When notorious mob boss Charles “Lucky” Luciano was arrested on vice charges, his first thought was of the hit his “tough-guy” image would take. “Prostitution?” he lamented, “I’d rather be tried for murder.”
Despite his preference, Luciano’s legacy will always be tied to the Depression-era New York City prostitution racket—from the hookers, “bookers” (who recruited the girls) and madams to the cops, attorneys, and judges, all begrimed by the dirty fingers of organized crime.

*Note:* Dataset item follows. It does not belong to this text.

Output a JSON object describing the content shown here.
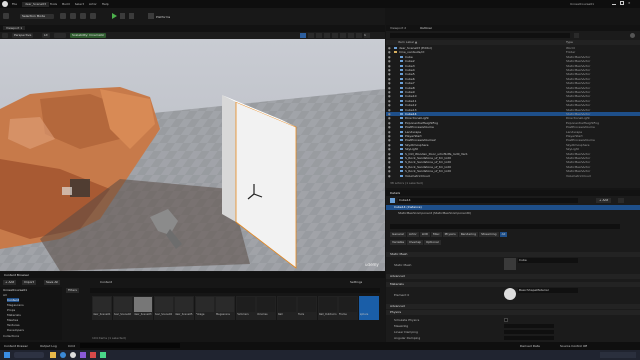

At the heart of this book is the 1936 vice trial of “Charlie Lucky” Luciano, the inveterate gambler and reputed head of the prostitution syndicate in New York City; but his story has been told elsewhere. Instead, the author explores the myriad of minor players whom Luciano exploited, with an emphasis on the women forced into his syndicate. From the squandered lives of young, even beautiful women like Nancy Presser, a small town girl corrupted by the Big Apple, to Jennie “The Factory” Fischer, and the other hardened madams running $1 and $2 houses, Poulsen culls a compelling tale of lives ruined by illicit drugs, sex and violence.
In juxtaposing the crusading Special Prosecutor Thomas Dewey with such colorful mobsters as Louis “The Dove” Traube, Al “Cockeyed Louie” Weiner, and “Tommy the Bull” Pennochio, Poulsen imbues her powerful writing with incredibly stark verisimilitude. The many black and white photographs and mug shots of her subjects help the reader connect with them and begin to understand their motivations, worries, and fears. For example, the reader can sense the feeling of pride which must have underlaid one prostitute’s testimony that she once worked at “a $3 house.” Like most of the women chronicled, she did not seem to be ashamed of the way she earned her living.
This is not Poulsen’s first foray into reporting from this era. She has a bachelor’s in English Literature from Queens College-CUNY and is the author of Don’t Call Us Molls: Women of the John Dillinger Gang. She has appeared on the Discovery Channel and lectures extensively on the subject of 1930s crime and law enforcement.
Poulsen has crafted an exhaustively-researched criminal saga. Her research into events which occurred more than seventy years ago pays off with such tidbits as a photograph of the postcard sent from Mexico by one of the prostitute witnesses in Luciano’s trial to an assistant prosecutor. Explaining that the postcard sender had fled the long arm of the mob to Juarez, Mexico, “where the dope was cheap and plentiful,” Poulsen deftly summarizes the fate about to befall the famed “Cokey Flo” Brown: “The missive, with its funny little picture and faded postmark, was the last of her letters home.”
Luciano’s Mafia infamy may have lived on after his death in 1962, but The Case Against Lucky Luciano gives voice to Cokey Flo and the many others he victimized decades earlier. Poulsen’s artful rendering leaves no doubt that their stories have long deserved to be told.